(Boss exits, stage right, shaking his head and wearing a puzzled expression.)
I fear that when the quality profession talks about process capability, this is how we sound to others. To many quality engineers and managers, process capability is a jumbled confusion of ideas expressed in jargon that only the anointed can understand. Let me try to clear the air on the subject.
Process capability is about one thing, and one thing only: quality. It answers the simple question, “Can you meet my requirements?” Ideally the customer would like a simple answer, yes or no. Unfortunately, this is not possible due to one or more of the following:
Inspection is not perfect; even 100-percent inspection won’t guarantee 100-percent quality. Explaining this becomes complicated.
All processes vary, and the variation must be analyzed using statistical methods that always predict at least an occasional failure. The statistics virtually always get complicated. But we have no choice other than estimating the failure rate. Even 100% inspection–if even possible–cannot guarantee zero defects.
Measurement isn’t perfect, so even if a process did have zero variation, our measurements would still vary. This means that we might accidentally ship a defective item even if we measure it carefully. Not only that, our measurements of a particular item might be somewhat different from our customer’s measurements. Explaining how two trained people using the same type of instruments can check the same item and get different results can get complicated.

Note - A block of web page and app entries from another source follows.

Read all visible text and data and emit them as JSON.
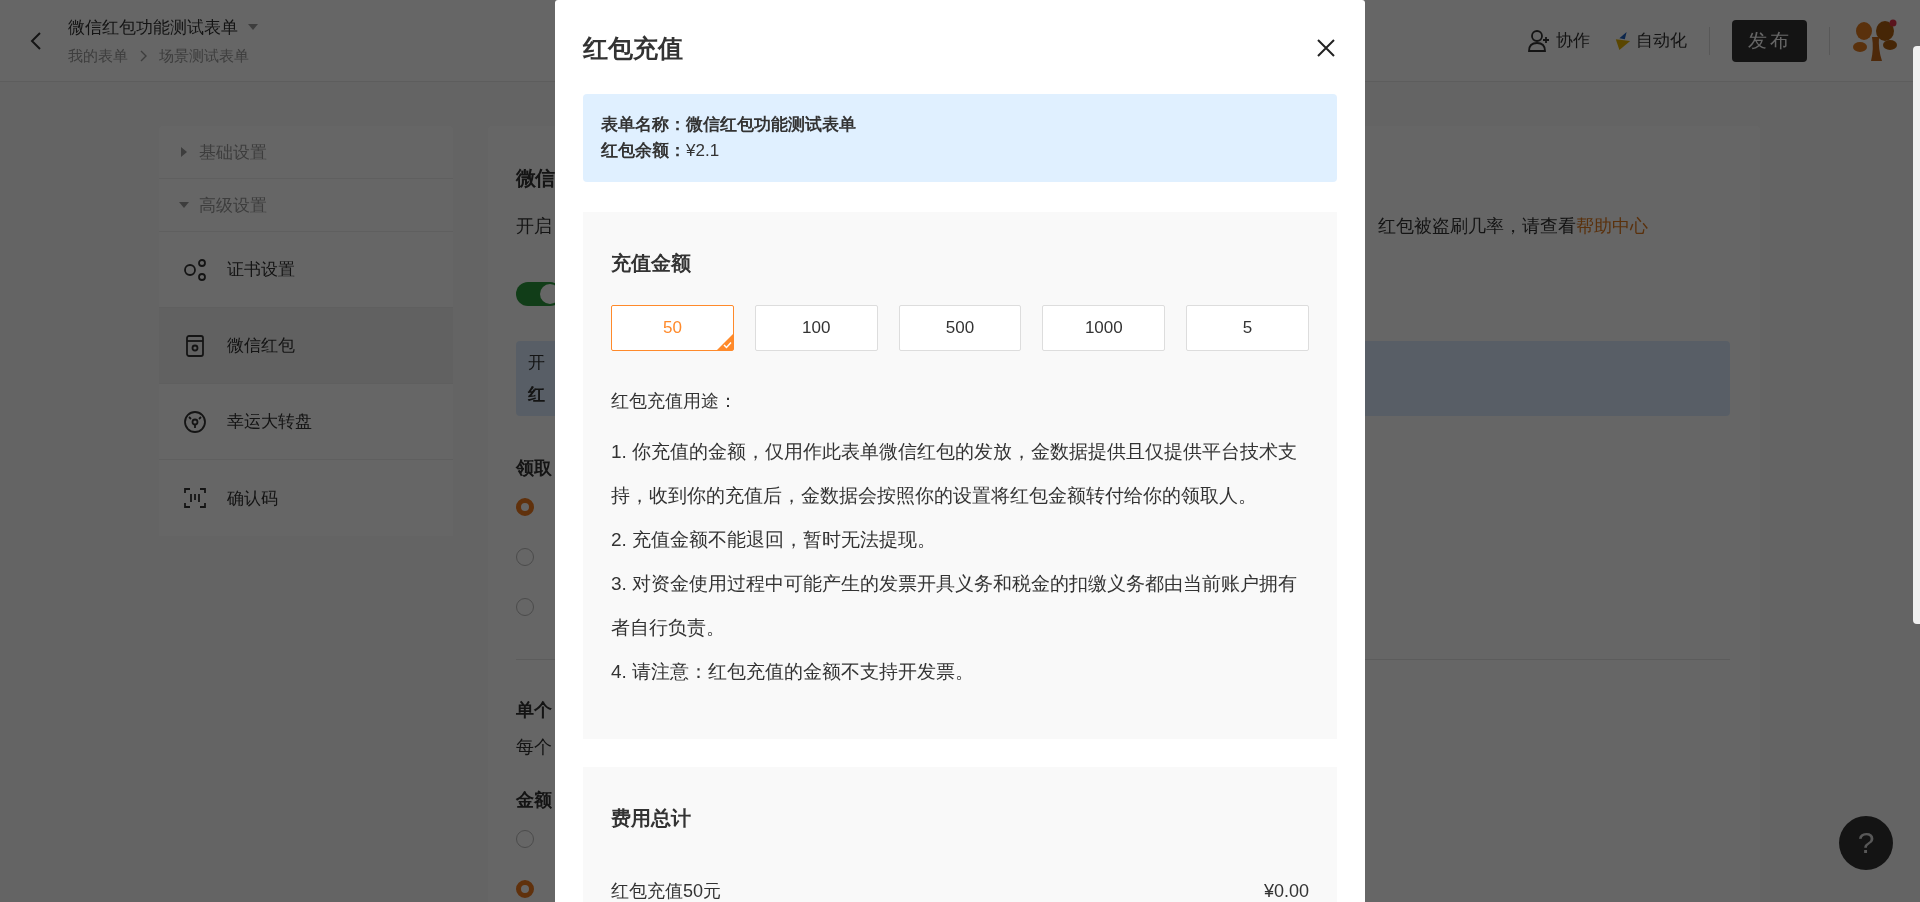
{
  "header": {
    "title": "微信红包功能测试表单",
    "breadcrumb": [
      {
        "label": "我的表单"
      },
      {
        "label": "场景测试表单"
      }
    ],
    "actions": [
      {
        "kind": "collaborate",
        "label": "协作"
      },
      {
        "kind": "automation",
        "label": "自动化"
      }
    ],
    "publish_button": "发布"
  },
  "sidebar": [
    {
      "label": "基础设置",
      "expanded": false
    },
    {
      "label": "高级设置",
      "expanded": true,
      "children": [
        {
          "kind": "certificate",
          "label": "证书设置",
          "selected": false
        },
        {
          "kind": "red_packet",
          "label": "微信红包",
          "selected": true
        },
        {
          "kind": "wheel",
          "label": "幸运大转盘",
          "selected": false
        },
        {
          "kind": "code",
          "label": "确认码",
          "selected": false
        }
      ]
    }
  ],
  "content": {
    "title": "微信",
    "description": "开启",
    "description_end": "红包被盗刷几率，请查看",
    "help_link": "帮助中心",
    "switch_on": true,
    "notice": {
      "line_1": "开",
      "line_2": "红"
    },
    "claim": {
      "title": "领取",
      "options": [
        {
          "selected": true
        },
        {
          "selected": false
        },
        {
          "selected": false
        }
      ]
    },
    "single": {
      "title": "单个",
      "text": "每个"
    },
    "amount": {
      "title": "金额",
      "options": [
        {
          "selected": false
        },
        {
          "selected": true
        }
      ]
    }
  },
  "modal": {
    "title": "红包充值",
    "form_name": "表单名称：微信红包功能测试表单",
    "balance": "**红包余额：**¥2.1",
    "recharge_title": "充值金额",
    "amounts": [
      {
        "label": "50",
        "selected": true
      },
      {
        "label": "100",
        "selected": false
      },
      {
        "label": "500",
        "selected": false
      },
      {
        "label": "1000",
        "selected": false
      },
      {
        "label": "5",
        "selected": false
      }
    ],
    "usage_title": "红包充值用途：",
    "usage_items": [
      "1. 你充值的金额，仅用作此表单微信红包的发放，金数据提供且仅提供平台技术支持，收到你的充值后，金数据会按照你的设置将红包金额转付给你的领取人。",
      "2. 充值金额不能退回，暂时无法提现。",
      "3. 对资金使用过程中可能产生的发票开具义务和税金的扣缴义务都由当前账户拥有者自行负责。",
      "4. 请注意：红包充值的金额不支持开发票。"
    ],
    "total": {
      "title": "费用总计",
      "rows": [
        {
          "label": "红包充值50元",
          "value": "¥0.00"
        }
      ]
    }
  },
  "help_button": "?"
}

We or our customer might not properly understand the requirements. Human communication is always complicated.
Yet it’s really not complicated at all. In fact, the customer’s question can be answered easily, and the answer is: no. For all of the reasons listed, and many more, we cannot guarantee that we will always deliver a product or service that meets the customer’s requirements as understood by the customer.
So, now what? The best approach is also the most radical: Be honest. Tell customers about how many items they are likely to receive, on average, that will not meet the requirements. This cuts right to the heart of the matter. It tells customers what they want to know. It works for variables data and attributes data. If control charts are being used, the estimate can be obtained directly from the process average (for attributes data) or the process average and standard deviation (for variables data). The count can be adjusted to include sorting operations, inspection error, measurement error and all of the other factors that influence what the customer receives.
If our process is extremely good, we can tell the customer that, while we can’t guarantee perfection, we can provide quality in the near-perfect range. One good way of quantifying this is to use parts-per-million quality statements. For example: “Our return rate on this item is three returns per million items in service per year.” Most people can easily understand this statement. A customer ordering up to several thousand items will probably, and accurately, interpret this to mean “zero defects.”
If our process is less capable, stating the expected number of defective items that the customer will receive might result in a shock to both the employees and the customer. This may provide the incentive needed to improve quality.
High-volume production is another area where stating process capability as expected defectives can provide insights. A defect rate of 1/10 percent sounds pretty good. But a can line may produce in excess of 1,000 cans per minute, so a reject rate of 1/10 percent would result in the production of 1,440 defective cans per day. If the defect is major, say a leaking can that could damage many cases of product in a warehouse or truck, even a defective rate of one in a million might not be acceptable; it would result in several serious problems each week. For such processes, parts per billion quality may be required.
If a process is not in statistical control for unknown reasons, there is no way to state the process capability with any degree of precision. The best option is to tell the customer what the expected defectives will be (based on the historical data) and hope for the best.
The key to good customer relations is clear communication. The easiest way to get the point across is to tell the customer what level of product or service quality to expect, using plain language.
What are your thoughts? Let me know in the comments.